SVG Year in Review: June

June served up plenty of Grand Slam tennis in France and England, SVG’s College Sports Video Summit, the NBA Finals, U.S. Open golf, EURO 2012 soccer, and X Games 18.

First up was the French Open at Roland Garros, where Tennis Channel, ESPN, and NBC Sports shared all their facilities under one roof. Meanwhile, France Télévisions provided domestic and host feeds from Roland Garros and Euro Media Group served up the 3D coverage.

Sports Video Group hosted more than 500 college sports video professionals at its fourth-annual College Sports Video Summit in Atlanta, which began with a keynote address from Pac-12 Enterprises president Gary Stevenson. Following Stevenson’s speech, the show kicked off with a panel of industry heavyweights discussing the rapidly changing college sports landscape’s impact on the production industry (and vice versa). For the university, a major component in keeping up with the marketplace is laying the technological foundation, and for many that includes constructing an advanced and efficient broadcast center. Still, there are many conferences and colleges that enjoy the freedom of taking their broadcast facilities on the road. Talk of the second screen was also everywhere at CSVS, from finding sponsorship dollars to determining how best to program the experience to devoting part of your broadcast facility to mobile platforms.

NBC thought it had a Triple Crown in play at the Belmont Stakes for the first time since Big Brown in 2008. That was until I’ll Have Another was scratched the day before the race. Nonetheless, NBC regrouped and rolled out two of NEP’s latest cutting-edge trucks – ND6 and Entourage – to produce a still compelling telecast.

After a lockout-shortened regular season, ESPN/ABC looked to cater to the informed and casual fan alike in its NBA Finals coverage, while also carrying its all-surround-sound philosophy into the Finals. Meanwhile, NBA TV and NBA Entertainment solely targeted the hardcore fan with in-depth shoulder programming surround the Finals. Both the Miami Heat and Oklahoma City Thunder’s local partners also got into the Finals action, as Fox Sports Oklahoma and Sun Sports (content produced by the HEAT Group) delivered on-site coverage of the Finals festivities.

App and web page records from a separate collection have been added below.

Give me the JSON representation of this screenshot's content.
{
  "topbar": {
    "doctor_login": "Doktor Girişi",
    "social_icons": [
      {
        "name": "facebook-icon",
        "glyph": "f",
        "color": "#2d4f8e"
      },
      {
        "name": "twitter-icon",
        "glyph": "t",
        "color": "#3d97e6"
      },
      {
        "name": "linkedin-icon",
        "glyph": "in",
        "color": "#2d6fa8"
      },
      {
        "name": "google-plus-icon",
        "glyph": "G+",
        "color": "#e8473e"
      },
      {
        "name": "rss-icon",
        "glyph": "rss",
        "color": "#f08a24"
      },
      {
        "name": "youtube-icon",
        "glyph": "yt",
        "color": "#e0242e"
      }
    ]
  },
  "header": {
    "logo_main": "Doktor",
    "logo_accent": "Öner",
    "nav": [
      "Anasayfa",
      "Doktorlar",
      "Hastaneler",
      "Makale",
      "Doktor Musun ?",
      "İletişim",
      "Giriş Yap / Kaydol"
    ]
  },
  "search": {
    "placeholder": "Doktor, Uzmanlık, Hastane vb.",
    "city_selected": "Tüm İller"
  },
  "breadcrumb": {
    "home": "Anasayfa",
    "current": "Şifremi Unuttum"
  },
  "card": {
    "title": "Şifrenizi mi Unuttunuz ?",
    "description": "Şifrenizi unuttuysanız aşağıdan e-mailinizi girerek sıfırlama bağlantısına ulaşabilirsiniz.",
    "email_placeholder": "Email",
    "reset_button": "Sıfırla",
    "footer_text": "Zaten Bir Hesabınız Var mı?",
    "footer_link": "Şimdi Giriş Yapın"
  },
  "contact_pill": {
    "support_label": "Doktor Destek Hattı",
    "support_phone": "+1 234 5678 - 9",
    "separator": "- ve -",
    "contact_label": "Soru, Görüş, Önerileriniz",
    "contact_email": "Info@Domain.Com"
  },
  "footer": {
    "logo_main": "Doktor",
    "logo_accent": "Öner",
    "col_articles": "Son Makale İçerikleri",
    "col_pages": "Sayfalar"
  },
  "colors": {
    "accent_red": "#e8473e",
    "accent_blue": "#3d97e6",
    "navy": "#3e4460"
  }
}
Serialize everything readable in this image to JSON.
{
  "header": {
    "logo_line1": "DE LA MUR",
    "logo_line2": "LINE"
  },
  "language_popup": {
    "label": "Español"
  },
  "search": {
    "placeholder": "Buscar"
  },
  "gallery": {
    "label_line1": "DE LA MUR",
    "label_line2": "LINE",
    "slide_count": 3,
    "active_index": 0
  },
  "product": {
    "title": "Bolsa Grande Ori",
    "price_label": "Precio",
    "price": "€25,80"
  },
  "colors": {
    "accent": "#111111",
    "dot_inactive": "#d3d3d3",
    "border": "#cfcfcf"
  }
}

ESPN’s EURO 2012 efforts featured a groundbreaking new production/transmission workflow that allowed a large percentage of operations — including studio, master control room, and editing — to be done from the ESPN Digital Center in Bristol, CT.

NBC and NEP got back in the U.S. Open groove at Olympic Club in San Francisco, delivering more than 60 hours of coverage. ESPN ITV once again powered DIRECTV’s  U.S. Open Mix Channel, while the USGA’s revamped USOpen.com provided exclusive live streaming of the tournament.

X Games has always been a breeding ground for new technologies and production workflows for ESPN, and the 18th installment of Summer X may have been the best example of this. With an expansion to six international events in 2013, ESPN was looking to revamp and scale down their production model. In addition, the 5D production model (a 2D-3D hybrid that shares resources) was in full swing with Cameron-Pace Group. The network’s Emerging Technology arm experimented with 4K and virtual graphics, a host of specialty cameras were on hand (ultra-mo, super-mo, robotic, GoPro, you name it), the audio side of things was booming, ESPN benefited from the techy fruits of James Cameron’s record-breaking deep-sea dive, and the network continued to push synergy between the first and second screens at youth-demo-focused event like the X Games. CLICK HERE for SVG’s full X Games 18 photo gallery.